> YOUR TASK
Within the material, how many of the lines include the word "this"? State only that number.

> RECORDS FOR PROCESSING
--

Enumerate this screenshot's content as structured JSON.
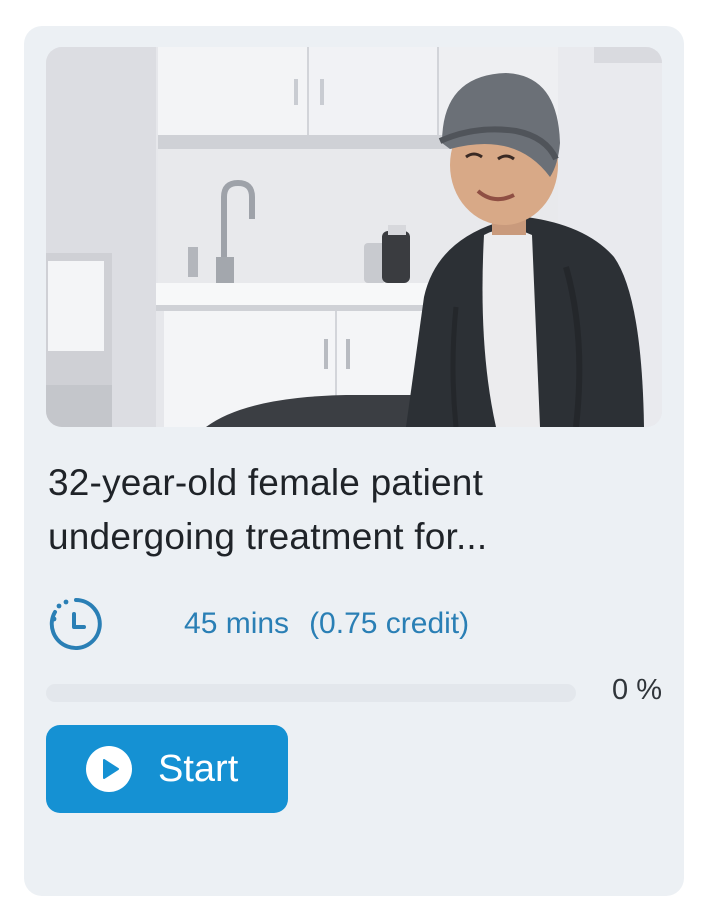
{
  "card": {
    "title": "32-year-old female patient undergoing treatment for...",
    "duration": "45 mins",
    "credit": "(0.75 credit)",
    "progress": {
      "percent": 0,
      "label": "0 %"
    },
    "start_label": "Start",
    "thumbnail": {
      "description_icon": "patient-photo"
    }
  },
  "colors": {
    "card_background": "#ecf0f4",
    "accent": "#1591d3",
    "meta_text": "#2a7fb5",
    "title_text": "#1f2328"
  },
  "icons": {
    "duration": "clock-icon",
    "start": "play-icon"
  }
}
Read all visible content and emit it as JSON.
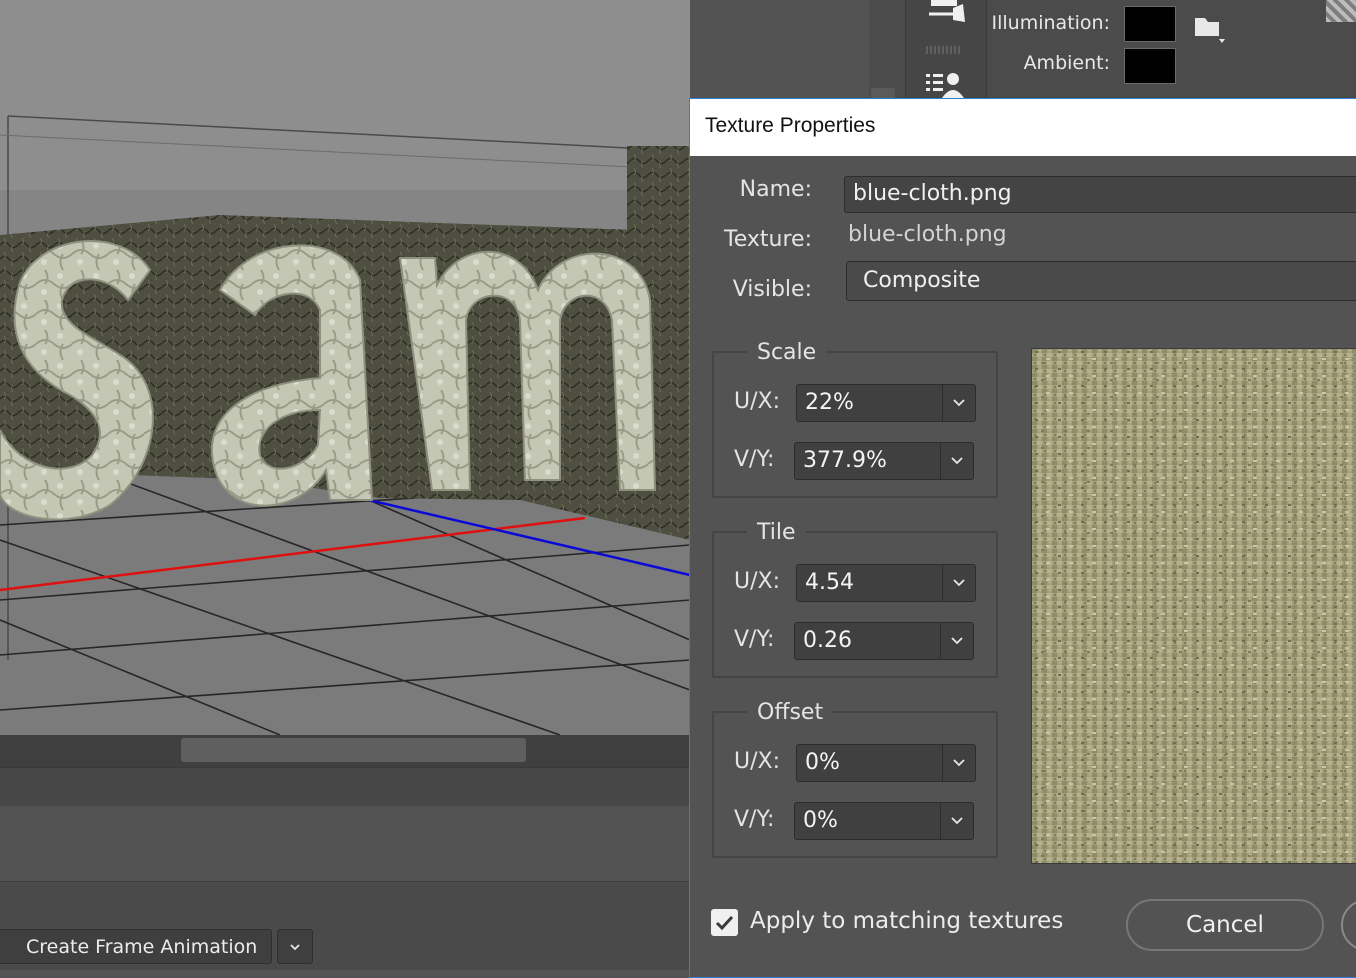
{
  "dialog": {
    "title": "Texture Properties",
    "name_label": "Name:",
    "name_value": "blue-cloth.png",
    "texture_label": "Texture:",
    "texture_value": "blue-cloth.png",
    "visible_label": "Visible:",
    "visible_value": "Composite",
    "scale": {
      "legend": "Scale",
      "ux_label": "U/X:",
      "ux_value": "22%",
      "vy_label": "V/Y:",
      "vy_value": "377.9%"
    },
    "tile": {
      "legend": "Tile",
      "ux_label": "U/X:",
      "ux_value": "4.54",
      "vy_label": "V/Y:",
      "vy_value": "0.26"
    },
    "offset": {
      "legend": "Offset",
      "ux_label": "U/X:",
      "ux_value": "0%",
      "vy_label": "V/Y:",
      "vy_value": "0%"
    },
    "apply_label": "Apply to matching textures",
    "apply_checked": true,
    "cancel_label": "Cancel"
  },
  "properties_panel": {
    "illumination_label": "Illumination:",
    "ambient_label": "Ambient:",
    "illumination_color": "#000000",
    "ambient_color": "#000000"
  },
  "viewport": {
    "text_3d": "sam",
    "x_axis_color": "#e01010",
    "z_axis_color": "#0a0ad8"
  },
  "timeline": {
    "create_button_label": "Create Frame Animation"
  },
  "colors": {
    "dialog_accent": "#2f7fd3",
    "texture_preview": "#a39f7a"
  }
}
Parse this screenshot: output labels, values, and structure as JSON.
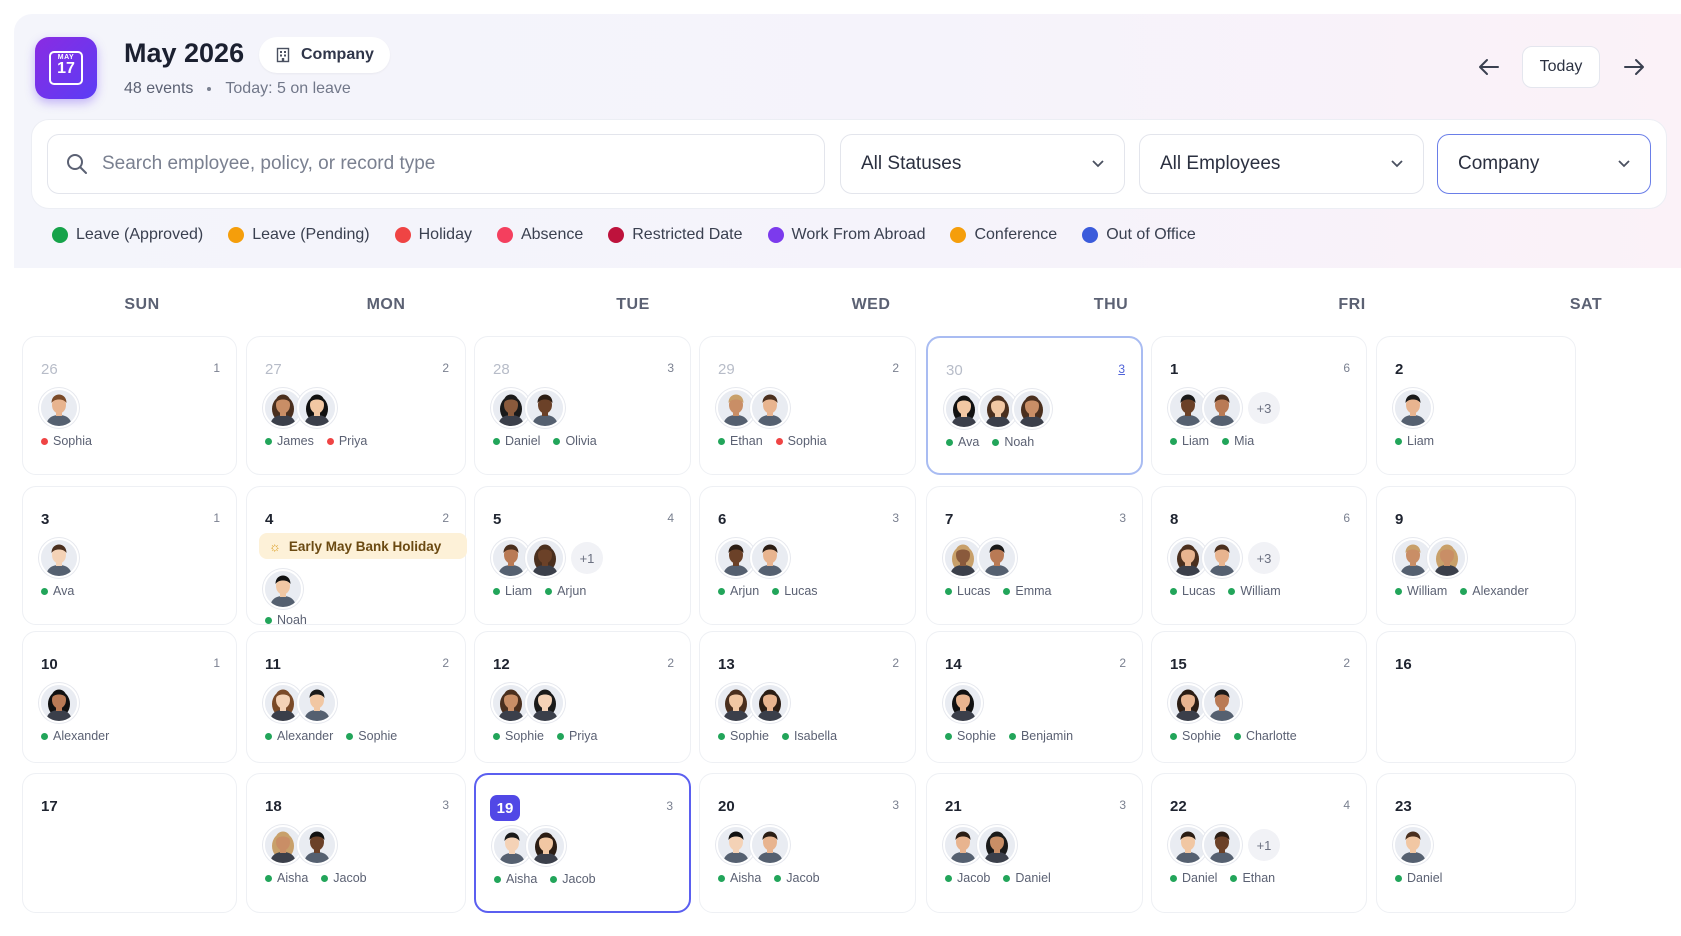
{
  "header": {
    "icon_month": "MAY",
    "icon_day": "17",
    "title": "May 2026",
    "scope_chip": "Company",
    "event_count": "48 events",
    "today_summary": "Today: 5 on leave",
    "today_button": "Today"
  },
  "filters": {
    "search_placeholder": "Search employee, policy, or record type",
    "status": "All Statuses",
    "employees": "All Employees",
    "scope": "Company"
  },
  "legend": [
    {
      "label": "Leave (Approved)",
      "color": "#16a34a"
    },
    {
      "label": "Leave (Pending)",
      "color": "#f59e0b"
    },
    {
      "label": "Holiday",
      "color": "#ef4444"
    },
    {
      "label": "Absence",
      "color": "#f43f5e"
    },
    {
      "label": "Restricted Date",
      "color": "#be123c"
    },
    {
      "label": "Work From Abroad",
      "color": "#7c3aed"
    },
    {
      "label": "Conference",
      "color": "#f59e0b"
    },
    {
      "label": "Out of Office",
      "color": "#3b5bdb"
    }
  ],
  "weekdays": [
    "SUN",
    "MON",
    "TUE",
    "WED",
    "THU",
    "FRI",
    "SAT"
  ],
  "colors": {
    "approved": "#22a55a",
    "holiday": "#ef4444",
    "accent": "#5148e6"
  },
  "weeks": [
    [
      {
        "day": "26",
        "count": "1",
        "out": true,
        "avatars": 1,
        "names": [
          [
            "Sophia",
            "holiday"
          ]
        ]
      },
      {
        "day": "27",
        "count": "2",
        "out": true,
        "avatars": 2,
        "names": [
          [
            "James",
            "approved"
          ],
          [
            "Priya",
            "holiday"
          ]
        ]
      },
      {
        "day": "28",
        "count": "3",
        "out": true,
        "avatars": 2,
        "names": [
          [
            "Daniel",
            "approved"
          ],
          [
            "Olivia",
            "approved"
          ]
        ]
      },
      {
        "day": "29",
        "count": "2",
        "out": true,
        "avatars": 2,
        "names": [
          [
            "Ethan",
            "approved"
          ],
          [
            "Sophia",
            "holiday"
          ]
        ]
      },
      {
        "day": "30",
        "count": "3",
        "out": true,
        "selected": true,
        "avatars": 3,
        "names": [
          [
            "Ava",
            "approved"
          ],
          [
            "Noah",
            "approved"
          ]
        ]
      },
      {
        "day": "1",
        "count": "6",
        "avatars": 2,
        "more": "+3",
        "names": [
          [
            "Liam",
            "approved"
          ],
          [
            "Mia",
            "approved"
          ]
        ]
      },
      {
        "day": "2",
        "count": "",
        "avatars": 1,
        "names": [
          [
            "Liam",
            "approved"
          ]
        ]
      }
    ],
    [
      {
        "day": "3",
        "count": "1",
        "avatars": 1,
        "names": [
          [
            "Ava",
            "approved"
          ]
        ]
      },
      {
        "day": "4",
        "count": "2",
        "holiday": "Early May Bank Holiday",
        "avatars": 1,
        "names": [
          [
            "Noah",
            "approved"
          ]
        ]
      },
      {
        "day": "5",
        "count": "4",
        "avatars": 2,
        "more": "+1",
        "names": [
          [
            "Liam",
            "approved"
          ],
          [
            "Arjun",
            "approved"
          ]
        ]
      },
      {
        "day": "6",
        "count": "3",
        "avatars": 2,
        "names": [
          [
            "Arjun",
            "approved"
          ],
          [
            "Lucas",
            "approved"
          ]
        ]
      },
      {
        "day": "7",
        "count": "3",
        "avatars": 2,
        "names": [
          [
            "Lucas",
            "approved"
          ],
          [
            "Emma",
            "approved"
          ]
        ]
      },
      {
        "day": "8",
        "count": "6",
        "avatars": 2,
        "more": "+3",
        "names": [
          [
            "Lucas",
            "approved"
          ],
          [
            "William",
            "approved"
          ]
        ]
      },
      {
        "day": "9",
        "count": "",
        "avatars": 2,
        "names": [
          [
            "William",
            "approved"
          ],
          [
            "Alexander",
            "approved"
          ]
        ]
      }
    ],
    [
      {
        "day": "10",
        "count": "1",
        "avatars": 1,
        "names": [
          [
            "Alexander",
            "approved"
          ]
        ]
      },
      {
        "day": "11",
        "count": "2",
        "avatars": 2,
        "names": [
          [
            "Alexander",
            "approved"
          ],
          [
            "Sophie",
            "approved"
          ]
        ]
      },
      {
        "day": "12",
        "count": "2",
        "avatars": 2,
        "names": [
          [
            "Sophie",
            "approved"
          ],
          [
            "Priya",
            "approved"
          ]
        ]
      },
      {
        "day": "13",
        "count": "2",
        "avatars": 2,
        "names": [
          [
            "Sophie",
            "approved"
          ],
          [
            "Isabella",
            "approved"
          ]
        ]
      },
      {
        "day": "14",
        "count": "2",
        "avatars": 1,
        "names": [
          [
            "Sophie",
            "approved"
          ],
          [
            "Benjamin",
            "approved"
          ]
        ]
      },
      {
        "day": "15",
        "count": "2",
        "avatars": 2,
        "names": [
          [
            "Sophie",
            "approved"
          ],
          [
            "Charlotte",
            "approved"
          ]
        ]
      },
      {
        "day": "16",
        "count": "",
        "avatars": 0,
        "names": []
      }
    ],
    [
      {
        "day": "17",
        "count": "",
        "avatars": 0,
        "names": []
      },
      {
        "day": "18",
        "count": "3",
        "avatars": 2,
        "names": [
          [
            "Aisha",
            "approved"
          ],
          [
            "Jacob",
            "approved"
          ]
        ]
      },
      {
        "day": "19",
        "count": "3",
        "today": true,
        "avatars": 2,
        "names": [
          [
            "Aisha",
            "approved"
          ],
          [
            "Jacob",
            "approved"
          ]
        ]
      },
      {
        "day": "20",
        "count": "3",
        "avatars": 2,
        "names": [
          [
            "Aisha",
            "approved"
          ],
          [
            "Jacob",
            "approved"
          ]
        ]
      },
      {
        "day": "21",
        "count": "3",
        "avatars": 2,
        "names": [
          [
            "Jacob",
            "approved"
          ],
          [
            "Daniel",
            "approved"
          ]
        ]
      },
      {
        "day": "22",
        "count": "4",
        "avatars": 2,
        "more": "+1",
        "names": [
          [
            "Daniel",
            "approved"
          ],
          [
            "Ethan",
            "approved"
          ]
        ]
      },
      {
        "day": "23",
        "count": "",
        "avatars": 1,
        "names": [
          [
            "Daniel",
            "approved"
          ]
        ]
      }
    ]
  ]
}
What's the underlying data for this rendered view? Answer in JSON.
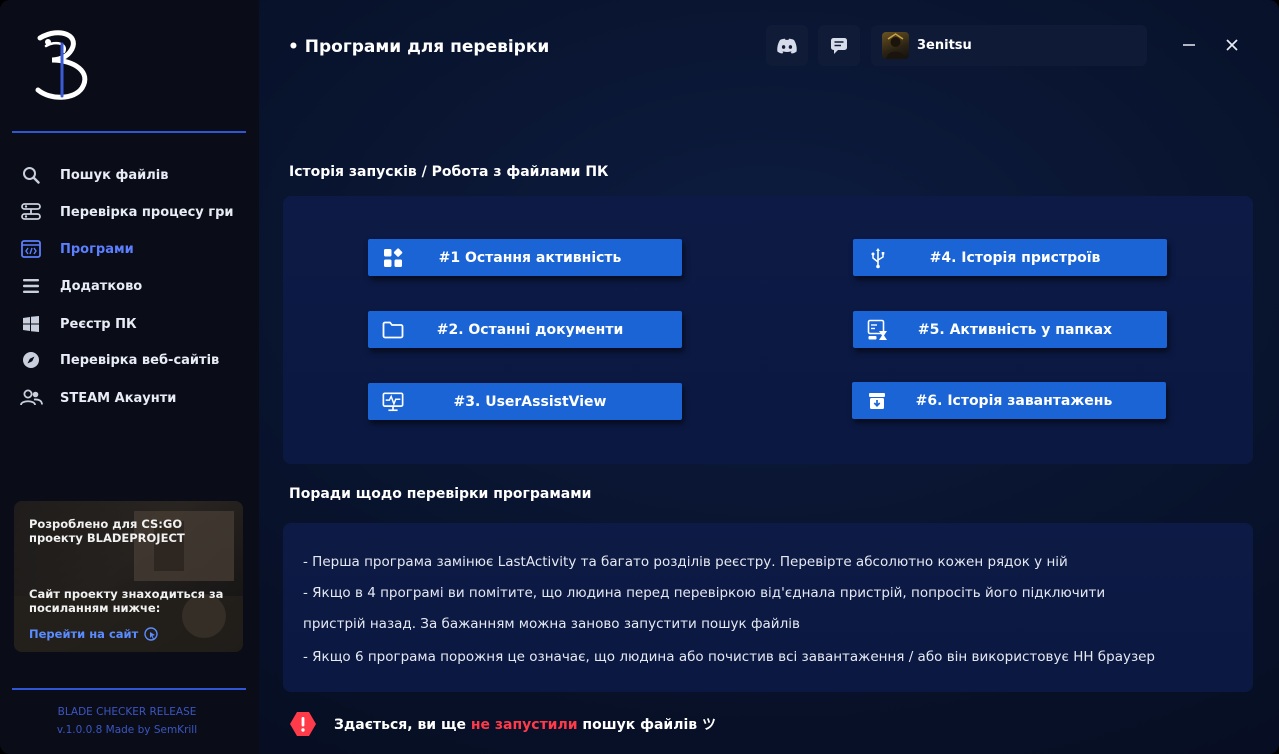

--

> SOLUTION
3